Cameron, Flacco and head coach John Harbaugh all came to the Ravens in 2008, and Flacco has been the starting quarterback since that time. Season after season (save his first), Flacco hasn't changed much, with around 3,600 passing yards, 20 touchdowns and 12 interceptions per year, and though he's on pace to surpass his usual yardage total (he has 3,220 at present), it looks like he'll yet again have the same number of scores and interceptions this season.

The issue is whether Flacco has reached his ceiling under Cameron, or whether this is simply Flacco's ceiling, period. The Ravens had to have been wondering the same thing, which is why they chose to bring Caldwell on this offseason to take over the quarterback coaching duties that were once Cameron's. 

At the start of the season, it seemed like perhaps things were going to change when it came to the Ravens' passing offense. Flacco was given more control and allowed to audible at the line, and there were more quick-passing, no-huddle plays thrown into the mix. As the season progressed, however, the no-huddle vanished—something that Flacco described as "frustrating" last week—and with it, Flacco's consistency.

In fact, Flacco has been one of the most inconsistent quarterbacks on a weekly basis since he's been in Baltimore.
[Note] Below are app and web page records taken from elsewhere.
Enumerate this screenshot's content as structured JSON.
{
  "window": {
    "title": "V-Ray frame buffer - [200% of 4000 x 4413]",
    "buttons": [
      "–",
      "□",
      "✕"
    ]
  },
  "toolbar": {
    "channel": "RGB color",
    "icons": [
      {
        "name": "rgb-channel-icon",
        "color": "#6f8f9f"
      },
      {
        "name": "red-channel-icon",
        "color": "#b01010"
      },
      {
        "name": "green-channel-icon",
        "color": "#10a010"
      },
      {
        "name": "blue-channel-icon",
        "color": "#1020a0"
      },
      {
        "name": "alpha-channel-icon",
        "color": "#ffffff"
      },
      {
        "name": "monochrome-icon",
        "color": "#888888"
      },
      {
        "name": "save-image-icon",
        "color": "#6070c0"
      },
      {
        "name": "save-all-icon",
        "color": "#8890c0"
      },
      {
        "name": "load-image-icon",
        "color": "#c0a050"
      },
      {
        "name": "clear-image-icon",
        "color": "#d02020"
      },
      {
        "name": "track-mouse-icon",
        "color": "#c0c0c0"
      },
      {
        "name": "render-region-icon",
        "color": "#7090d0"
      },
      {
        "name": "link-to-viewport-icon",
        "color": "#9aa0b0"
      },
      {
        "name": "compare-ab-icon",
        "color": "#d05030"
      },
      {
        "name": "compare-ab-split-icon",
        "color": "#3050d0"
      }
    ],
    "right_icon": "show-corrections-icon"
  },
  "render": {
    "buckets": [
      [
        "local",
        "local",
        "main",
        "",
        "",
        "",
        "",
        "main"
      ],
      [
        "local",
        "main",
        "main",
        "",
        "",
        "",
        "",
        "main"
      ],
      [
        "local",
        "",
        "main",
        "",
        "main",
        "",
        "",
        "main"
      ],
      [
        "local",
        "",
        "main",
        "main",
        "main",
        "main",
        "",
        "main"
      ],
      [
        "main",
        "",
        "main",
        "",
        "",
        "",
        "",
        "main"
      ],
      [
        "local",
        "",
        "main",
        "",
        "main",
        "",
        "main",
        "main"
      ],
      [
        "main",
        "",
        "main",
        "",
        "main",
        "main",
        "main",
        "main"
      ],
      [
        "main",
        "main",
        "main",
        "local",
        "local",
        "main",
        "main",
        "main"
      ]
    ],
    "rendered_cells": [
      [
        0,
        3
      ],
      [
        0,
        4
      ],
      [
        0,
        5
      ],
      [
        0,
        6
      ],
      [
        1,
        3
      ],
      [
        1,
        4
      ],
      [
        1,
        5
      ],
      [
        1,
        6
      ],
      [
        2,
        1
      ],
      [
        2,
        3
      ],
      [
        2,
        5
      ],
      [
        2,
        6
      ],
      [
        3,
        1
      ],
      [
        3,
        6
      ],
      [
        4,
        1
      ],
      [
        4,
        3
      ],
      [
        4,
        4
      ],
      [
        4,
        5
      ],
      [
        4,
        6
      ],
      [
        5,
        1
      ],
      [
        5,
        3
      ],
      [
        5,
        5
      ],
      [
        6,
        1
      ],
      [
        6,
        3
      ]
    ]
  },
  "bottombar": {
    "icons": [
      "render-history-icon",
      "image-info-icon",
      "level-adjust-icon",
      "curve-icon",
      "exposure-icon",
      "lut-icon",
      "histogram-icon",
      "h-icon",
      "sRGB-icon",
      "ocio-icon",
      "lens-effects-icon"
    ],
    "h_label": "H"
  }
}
Though he ends season after season with practically identical stat lines, that doesn't serve to illustrate how he got there.

Take just the 2011 and 2012 seasons as examples: Last year, Flacco had six games with 250 or more passing yards and eight with fewer than 200. This season, he has five games with 250 or more yards and six under 200. It's hard to tell which Flacco will show up in a given week, regardless of how the plays are called or the strategy is laid out.

It's a major reason for the Ravens' two consecutive losses: the first being a rare home stumble against the Pittsburgh Steelers; the second being Sunday's overtime loss to the Washington Redskins, which saw Flacco throw three touchdowns in the first half, and then an interception and just 45 yards' worth of completions in the second.

The hope is that Caldwell—who spent years as the Indianapolis Colts quarterbacks coach, tutoring living legend Peyton Manning—will work some of that magic in Baltimore now that he's not beholden to Cameron's wishes.

However, Caldwell lacks play-calling experience and is also the man responsible for Curtis Painter—he who led the Colts into this year's No. 1 draft pick—so it will take a bit of time and evaluation before it's determined if the move is an upgrade or just an act of desperation.

While Baltimore's play-calling didn't enhance their strengths, it wasn't Cameron on the field executing the calls. Cameron wasn't over- or underthrowing his receivers, dropping balls or being sacked after holding on to the ball too long. He did, however, request that Flacco throw those passes that ended up killing drives, and it was he who failed to improve Flacco's pocket presence and not give Rice nearly the number of carries his talent—and his contract—would demand.

The move to fire Cameron needed to be made—if not now, then at the end of the season. There's no question about that. However, Flacco is in a contract year, set to be a free agent at season's end. Though it's highly unlikely he doesn't receive an extension from the Ravens, the nature of that contract will be determined by how he responds to this coordinator change.

The Ravens know what kind of quarterback Flacco was with Cameron calling the plays; the question now is if he becomes a different and better one without him, and what the next move is if he doesn't.